**ASSIGNED TASK**
Only the lines holding the word "this" are wanted; copy each of them from the listing.
================================
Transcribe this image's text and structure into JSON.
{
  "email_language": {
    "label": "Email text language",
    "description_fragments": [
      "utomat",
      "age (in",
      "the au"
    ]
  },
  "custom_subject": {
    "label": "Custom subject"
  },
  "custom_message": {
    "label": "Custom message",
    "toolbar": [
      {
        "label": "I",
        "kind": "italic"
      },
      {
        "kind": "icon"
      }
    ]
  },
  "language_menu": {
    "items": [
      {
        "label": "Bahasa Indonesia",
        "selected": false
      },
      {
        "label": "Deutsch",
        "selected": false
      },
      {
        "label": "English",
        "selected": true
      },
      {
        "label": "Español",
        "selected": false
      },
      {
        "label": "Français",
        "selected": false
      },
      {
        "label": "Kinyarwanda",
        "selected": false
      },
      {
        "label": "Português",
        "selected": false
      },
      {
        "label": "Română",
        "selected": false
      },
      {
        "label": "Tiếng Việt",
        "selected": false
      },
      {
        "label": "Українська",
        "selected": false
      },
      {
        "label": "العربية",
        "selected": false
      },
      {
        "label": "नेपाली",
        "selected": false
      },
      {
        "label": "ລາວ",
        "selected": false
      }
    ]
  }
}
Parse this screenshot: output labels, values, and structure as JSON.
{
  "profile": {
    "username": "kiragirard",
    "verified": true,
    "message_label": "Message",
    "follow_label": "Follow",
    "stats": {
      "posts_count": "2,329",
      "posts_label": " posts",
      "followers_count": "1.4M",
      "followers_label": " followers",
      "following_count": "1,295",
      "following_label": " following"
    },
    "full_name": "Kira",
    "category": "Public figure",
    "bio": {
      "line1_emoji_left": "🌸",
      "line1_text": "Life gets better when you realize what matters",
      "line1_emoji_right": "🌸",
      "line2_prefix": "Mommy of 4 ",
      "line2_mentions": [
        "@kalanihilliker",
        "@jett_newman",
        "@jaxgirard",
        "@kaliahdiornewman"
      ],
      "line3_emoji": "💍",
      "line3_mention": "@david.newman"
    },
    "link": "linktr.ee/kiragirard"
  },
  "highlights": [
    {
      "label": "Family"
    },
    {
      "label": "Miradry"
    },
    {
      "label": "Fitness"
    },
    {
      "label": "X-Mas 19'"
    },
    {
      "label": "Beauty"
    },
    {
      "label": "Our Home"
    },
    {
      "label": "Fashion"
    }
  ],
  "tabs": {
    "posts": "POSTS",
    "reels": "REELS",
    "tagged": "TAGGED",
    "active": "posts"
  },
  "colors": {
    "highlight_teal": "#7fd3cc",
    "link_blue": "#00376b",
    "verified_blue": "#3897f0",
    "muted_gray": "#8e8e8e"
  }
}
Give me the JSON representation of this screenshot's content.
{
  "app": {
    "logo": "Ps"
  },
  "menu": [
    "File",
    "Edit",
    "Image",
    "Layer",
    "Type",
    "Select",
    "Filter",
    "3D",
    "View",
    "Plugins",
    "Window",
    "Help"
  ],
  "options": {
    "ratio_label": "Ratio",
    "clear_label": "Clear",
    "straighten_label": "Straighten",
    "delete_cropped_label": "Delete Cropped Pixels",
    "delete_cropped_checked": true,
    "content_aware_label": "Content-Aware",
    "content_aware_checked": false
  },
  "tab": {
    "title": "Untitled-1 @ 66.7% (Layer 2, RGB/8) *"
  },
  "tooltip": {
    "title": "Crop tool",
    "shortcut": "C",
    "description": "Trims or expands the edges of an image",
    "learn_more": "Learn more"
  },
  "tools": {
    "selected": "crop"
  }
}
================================
**SOLUTION**
Transcribe this image's text and structure into JSON.
Parse this screenshot: output labels, values, and structure as JSON.
Give me the JSON representation of this screenshot's content.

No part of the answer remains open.